On top of that, she also had a smaller, mobile unit she can wheel around. She has expansion plans to renovate the house next door into a 450 sq. ft. (ca. 137m2) indoor farm growing over 5000 plants. Kim propagates her seeds three weeks before planting them on the Harvest Walls. Simultaneously, Kim and Parry have become distributors of Harvest Today's grow walls across the Manitoba region.

A sneak peek of Kim's farm (Photo credits: Steve Langston)

"We have a dehumidifier and three fans, and a screen in the outside door," Kim explains. By running the dehumidifier at night and keeping the door open during the day, they maintain optimal humidity and temperature levels." Despite the limitations of the former bedroom, the variety of crops LGND has been growing is quite impressive.
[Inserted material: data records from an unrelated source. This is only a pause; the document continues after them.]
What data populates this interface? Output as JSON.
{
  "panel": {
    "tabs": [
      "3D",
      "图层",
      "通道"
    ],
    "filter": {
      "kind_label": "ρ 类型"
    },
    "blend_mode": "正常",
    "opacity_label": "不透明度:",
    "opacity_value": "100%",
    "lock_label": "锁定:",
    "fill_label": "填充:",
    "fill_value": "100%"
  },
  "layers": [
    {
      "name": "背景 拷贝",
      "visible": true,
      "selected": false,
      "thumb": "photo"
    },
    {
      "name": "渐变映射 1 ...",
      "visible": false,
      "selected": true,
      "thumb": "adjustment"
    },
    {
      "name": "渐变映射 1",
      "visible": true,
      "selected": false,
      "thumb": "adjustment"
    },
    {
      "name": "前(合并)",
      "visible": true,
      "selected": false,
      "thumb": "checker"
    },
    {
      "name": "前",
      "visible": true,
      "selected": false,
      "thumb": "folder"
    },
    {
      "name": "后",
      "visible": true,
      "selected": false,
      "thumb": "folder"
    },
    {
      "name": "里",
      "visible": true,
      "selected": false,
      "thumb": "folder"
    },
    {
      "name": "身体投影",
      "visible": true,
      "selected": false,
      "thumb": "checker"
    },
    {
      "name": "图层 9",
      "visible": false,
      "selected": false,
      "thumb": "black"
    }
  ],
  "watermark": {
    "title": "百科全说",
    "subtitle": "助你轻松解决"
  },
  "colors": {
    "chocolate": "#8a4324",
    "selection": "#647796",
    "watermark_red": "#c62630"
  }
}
Besides lettuce and herbs, Kim and Parry cultivate houseplants, outdoor vines, medicinal plants, peppers, tiny tomatoes, green beans, strawberries, and snap peas. "I couldn't grow anything before, but now I'm a big believer that anyone can grow anything on these walls," Kim shares.

Kim controls most parameters via her phone (Photo credits: Steve Langston)

Lower pricing and consistent quality
Kim had been working with various restaurants in the village already through her embroidery business, which came in rather handy for their first produce sales. "They were excited and willing to work with us as other lettuce available was so expensive, and no guarantee of quality. We've had steady sales since April 30th, 2023 and are now supplying 3 restaurants," Kim explains. LGND also runs a Community Supported Agriculture (CSA) program, delivering to local residents Tuesdays and offering pick-ups on Fridays. "We have a waiting list at the moment, however, people grab extra bags whenever they can," Kim says laughing.

(Photo credits: Steve Langston)

As Kim and Parry are believers of food accessibility for everyone, they like to keep their products fair priced. "I think it's a comparable size to what you're getting in the grocery store. We want to provide quality products that are affordable. It shouldn't be priced at a gourmet price to eat locally," she says. The farm offers 180 grams bags of mixed lettuce and greens for about 8 CND. Deploying a reusable bag system, customers can return their bags and pick up their new produce weekly.

The harvested produce (Photo credits: Steve Langston)

Community involvement and future plans
"The response from the community has been overwhelmingly positive. Anybody that sees the garden has the same response: 'That's awesome.' So we knew we were onto something," Kim says. Despite having no advertising, they have a growing waiting list and a steady stream of enthusiastic customers.

Looking ahead, Kim envisions expanding the model to other communities. "Every community needs a little garden," she asserts. They are already in talks with communities up north, where fresh produce is scarce and expensive. And have rented out their smaller wall to a sleep away camp for the summer months. Providing campers with a new program in indoor growing and supplementing fresh greens in their diet while at camp.

Branded lettuce before it's picked up by customers (Photo credits: Steve Langston)

Government support could play a crucial role in this expansion, Kim explains. "I am really hoping that we can help others get government support and funding too. We've proved over the last year that it can be done and still be profitable on the small scale." She believes the return on investment in urban agriculture is substantial and hopes to secure grants to roll out her future vision. "If everyone does a little, nobody has to do a lot," she says.

For more information:
Little Garden Next Door
Kim Moffatt, Founder
[email protected]

Harvest Today
+1 (303) 468 7950
[email protected]